→ **Task goal**
A complete answer lists every line of the material where the string "クリティカルレイ" occurs.

========================================

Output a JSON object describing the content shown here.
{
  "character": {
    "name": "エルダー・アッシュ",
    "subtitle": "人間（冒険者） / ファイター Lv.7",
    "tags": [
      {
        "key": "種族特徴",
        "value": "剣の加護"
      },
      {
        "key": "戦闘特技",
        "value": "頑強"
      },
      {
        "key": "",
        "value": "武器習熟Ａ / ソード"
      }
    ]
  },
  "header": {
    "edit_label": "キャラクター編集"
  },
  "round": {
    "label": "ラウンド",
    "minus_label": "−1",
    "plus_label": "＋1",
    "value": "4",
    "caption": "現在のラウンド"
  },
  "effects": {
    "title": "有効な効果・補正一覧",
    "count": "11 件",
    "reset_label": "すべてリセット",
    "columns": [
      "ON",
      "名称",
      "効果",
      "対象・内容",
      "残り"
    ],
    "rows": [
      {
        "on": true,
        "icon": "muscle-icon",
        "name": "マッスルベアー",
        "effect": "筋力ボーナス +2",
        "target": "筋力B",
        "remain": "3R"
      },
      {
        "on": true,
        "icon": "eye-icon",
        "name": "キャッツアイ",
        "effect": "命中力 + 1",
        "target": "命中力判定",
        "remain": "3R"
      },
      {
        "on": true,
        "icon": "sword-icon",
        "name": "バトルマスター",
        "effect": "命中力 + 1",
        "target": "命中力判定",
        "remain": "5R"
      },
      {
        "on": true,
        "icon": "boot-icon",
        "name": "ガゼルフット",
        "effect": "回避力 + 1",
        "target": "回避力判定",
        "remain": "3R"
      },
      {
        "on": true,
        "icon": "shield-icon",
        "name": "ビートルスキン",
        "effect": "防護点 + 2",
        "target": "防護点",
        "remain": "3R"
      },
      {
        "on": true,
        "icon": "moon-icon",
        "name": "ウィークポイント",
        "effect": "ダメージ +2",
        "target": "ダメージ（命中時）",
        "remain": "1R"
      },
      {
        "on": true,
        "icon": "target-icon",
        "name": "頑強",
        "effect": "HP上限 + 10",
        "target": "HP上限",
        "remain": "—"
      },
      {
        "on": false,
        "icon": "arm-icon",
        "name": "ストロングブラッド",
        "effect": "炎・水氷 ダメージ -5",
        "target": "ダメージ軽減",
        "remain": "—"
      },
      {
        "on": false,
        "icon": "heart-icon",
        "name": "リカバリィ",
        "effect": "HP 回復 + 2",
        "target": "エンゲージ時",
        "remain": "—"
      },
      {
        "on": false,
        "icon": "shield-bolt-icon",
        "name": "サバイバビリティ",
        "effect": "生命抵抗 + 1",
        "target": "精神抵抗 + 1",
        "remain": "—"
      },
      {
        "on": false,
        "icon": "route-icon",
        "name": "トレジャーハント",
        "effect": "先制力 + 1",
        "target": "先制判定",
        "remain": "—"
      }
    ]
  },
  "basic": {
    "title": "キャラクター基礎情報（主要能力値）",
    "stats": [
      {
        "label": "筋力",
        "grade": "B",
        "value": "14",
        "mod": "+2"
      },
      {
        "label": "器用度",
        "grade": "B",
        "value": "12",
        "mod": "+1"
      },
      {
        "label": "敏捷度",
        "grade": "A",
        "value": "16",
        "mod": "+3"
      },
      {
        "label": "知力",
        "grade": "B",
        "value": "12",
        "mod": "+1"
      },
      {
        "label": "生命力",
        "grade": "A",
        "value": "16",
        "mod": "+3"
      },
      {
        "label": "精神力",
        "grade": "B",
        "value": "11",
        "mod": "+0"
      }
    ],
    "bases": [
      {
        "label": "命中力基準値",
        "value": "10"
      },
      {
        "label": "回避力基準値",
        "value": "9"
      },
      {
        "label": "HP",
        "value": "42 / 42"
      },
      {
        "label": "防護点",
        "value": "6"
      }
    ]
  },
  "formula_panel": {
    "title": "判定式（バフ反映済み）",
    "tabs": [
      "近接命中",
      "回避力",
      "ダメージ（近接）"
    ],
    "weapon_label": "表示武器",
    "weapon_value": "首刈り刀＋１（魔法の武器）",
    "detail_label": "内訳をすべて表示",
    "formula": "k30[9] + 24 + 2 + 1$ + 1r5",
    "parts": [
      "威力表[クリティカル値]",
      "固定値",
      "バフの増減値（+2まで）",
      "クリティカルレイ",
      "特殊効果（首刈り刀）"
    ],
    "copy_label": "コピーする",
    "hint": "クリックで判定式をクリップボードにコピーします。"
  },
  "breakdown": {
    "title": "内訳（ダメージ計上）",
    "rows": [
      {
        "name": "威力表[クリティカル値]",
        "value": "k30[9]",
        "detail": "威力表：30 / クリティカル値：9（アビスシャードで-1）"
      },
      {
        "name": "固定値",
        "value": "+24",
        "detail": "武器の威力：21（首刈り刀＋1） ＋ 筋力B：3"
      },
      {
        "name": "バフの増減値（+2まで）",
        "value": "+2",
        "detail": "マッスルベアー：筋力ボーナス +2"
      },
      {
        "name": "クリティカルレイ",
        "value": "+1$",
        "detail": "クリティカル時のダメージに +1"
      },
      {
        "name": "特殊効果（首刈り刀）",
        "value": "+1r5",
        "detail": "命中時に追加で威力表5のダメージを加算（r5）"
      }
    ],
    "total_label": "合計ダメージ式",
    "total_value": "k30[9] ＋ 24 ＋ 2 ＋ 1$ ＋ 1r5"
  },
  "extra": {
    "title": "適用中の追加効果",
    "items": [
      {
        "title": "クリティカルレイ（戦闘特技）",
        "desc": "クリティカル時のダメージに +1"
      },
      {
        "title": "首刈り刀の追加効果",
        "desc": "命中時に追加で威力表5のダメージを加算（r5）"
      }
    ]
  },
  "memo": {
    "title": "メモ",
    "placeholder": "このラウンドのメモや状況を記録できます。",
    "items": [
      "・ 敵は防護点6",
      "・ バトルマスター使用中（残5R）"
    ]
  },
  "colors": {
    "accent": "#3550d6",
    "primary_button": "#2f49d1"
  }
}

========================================

→ **Your response**
      "クリティカルレイ",
        "name": "クリティカルレイ",
        "title": "クリティカルレイ（戦闘特技）",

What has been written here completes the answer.